Here are some classic compliance situations that every manager should know how to handle:
1. A job candidate, Jane, comes to the interview wearing a crucifix; her resume details years of volunteer work with a local church. Can you ask her if she’s available to work on Sundays?
2. Another job candidate, Andre, speaks English with a distinct accent. Can you ask him if he’s a U.S. citizen?
3. You hire Andre, whose primary language is not English. Can you require him to speak English at work?
4. You hire Jane. But her religious beliefs lead to complaints from other employees that she’s preaching to them at work. Can you ask her to stop?
1. You can ask Jane if she’s available to work whatever schedule the job requires—and you need to ask every other candidate this as well. Not just Jane. You cannot ask her specifically about Sundays just because she’s a devout Christian.
2. No you cannot. You can, and in fact must, ask Andre (and every worker) if he can legally work in the United States, but that’s different from being a citizen.
3. You can require Andre to speak English in certain situations where clear communication is critical (such as where safety is concerned). With rare exceptions, a blanket English-only policy that’s not justified by business necessity will likely be deemed illegal.

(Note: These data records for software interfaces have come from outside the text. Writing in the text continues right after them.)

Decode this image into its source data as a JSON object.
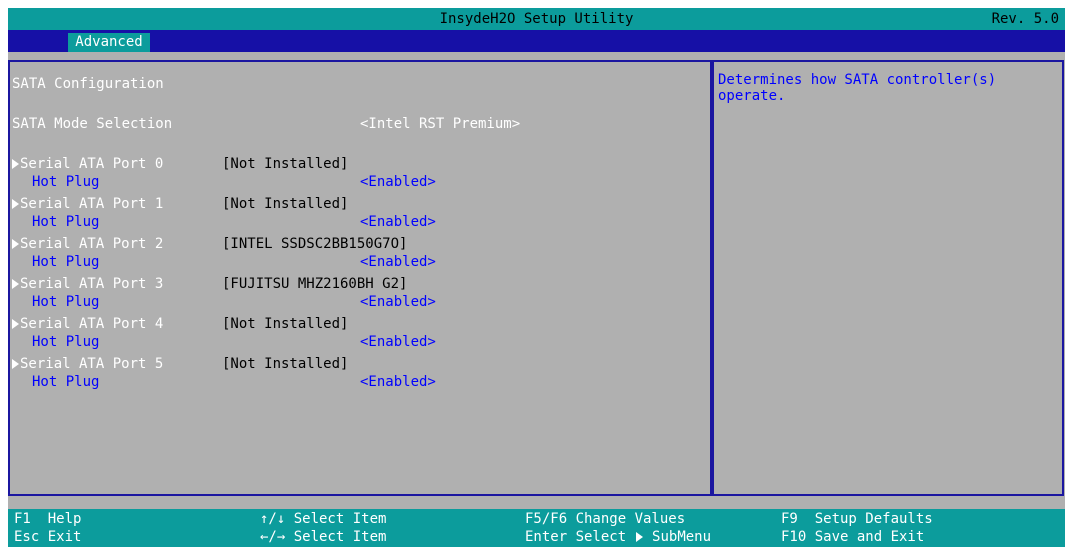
{
  "window": {
    "title": "InsydeH2O Setup Utility",
    "revision": "Rev. 5.0"
  },
  "tabs": [
    {
      "label": "Advanced",
      "selected": true
    }
  ],
  "main": {
    "section_title": "SATA Configuration",
    "mode_selection": {
      "label": "SATA Mode Selection",
      "value": "<Intel RST Premium>"
    },
    "ports": [
      {
        "label": "Serial ATA Port 0",
        "device": "[Not Installed]",
        "hot_plug_label": "Hot Plug",
        "hot_plug_value": "<Enabled>"
      },
      {
        "label": "Serial ATA Port 1",
        "device": "[Not Installed]",
        "hot_plug_label": "Hot Plug",
        "hot_plug_value": "<Enabled>"
      },
      {
        "label": "Serial ATA Port 2",
        "device": "[INTEL SSDSC2BB150G7O]",
        "hot_plug_label": "Hot Plug",
        "hot_plug_value": "<Enabled>"
      },
      {
        "label": "Serial ATA Port 3",
        "device": "[FUJITSU MHZ2160BH G2]",
        "hot_plug_label": "Hot Plug",
        "hot_plug_value": "<Enabled>"
      },
      {
        "label": "Serial ATA Port 4",
        "device": "[Not Installed]",
        "hot_plug_label": "Hot Plug",
        "hot_plug_value": "<Enabled>"
      },
      {
        "label": "Serial ATA Port 5",
        "device": "[Not Installed]",
        "hot_plug_label": "Hot Plug",
        "hot_plug_value": "<Enabled>"
      }
    ]
  },
  "help": {
    "text": "Determines how SATA controller(s) operate."
  },
  "footer": {
    "help": "F1  Help",
    "exit": "Esc Exit",
    "select_item_updown": "↑/↓ Select Item",
    "select_item_leftright": "←/→ Select Item",
    "change_values": "F5/F6 Change Values",
    "enter_select": "Enter Select",
    "submenu": "SubMenu",
    "setup_defaults": "F9  Setup Defaults",
    "save_exit": "F10 Save and Exit"
  },
  "colors": {
    "title_bar": "#0c9c9c",
    "tab_bar": "#1610a6",
    "panel_bg": "#b0b0b0",
    "border": "#1b16a0",
    "selectable_text": "#0000ff"
  },
  "icons": {
    "submenu_arrow": "right-triangle-icon"
  }
}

4. Sure, if Jane’s being disruptive and interfering with work. And if the other workers have asked Jane to stop and she’s refused, then you should intervene, because Jane’s behavior could constitute harassment. But if the other workers are offended not by Jane’s behavior, but by her beliefs, then you need to ask them to be more tolerant, since Jane has a right to express those beliefs in the workplace.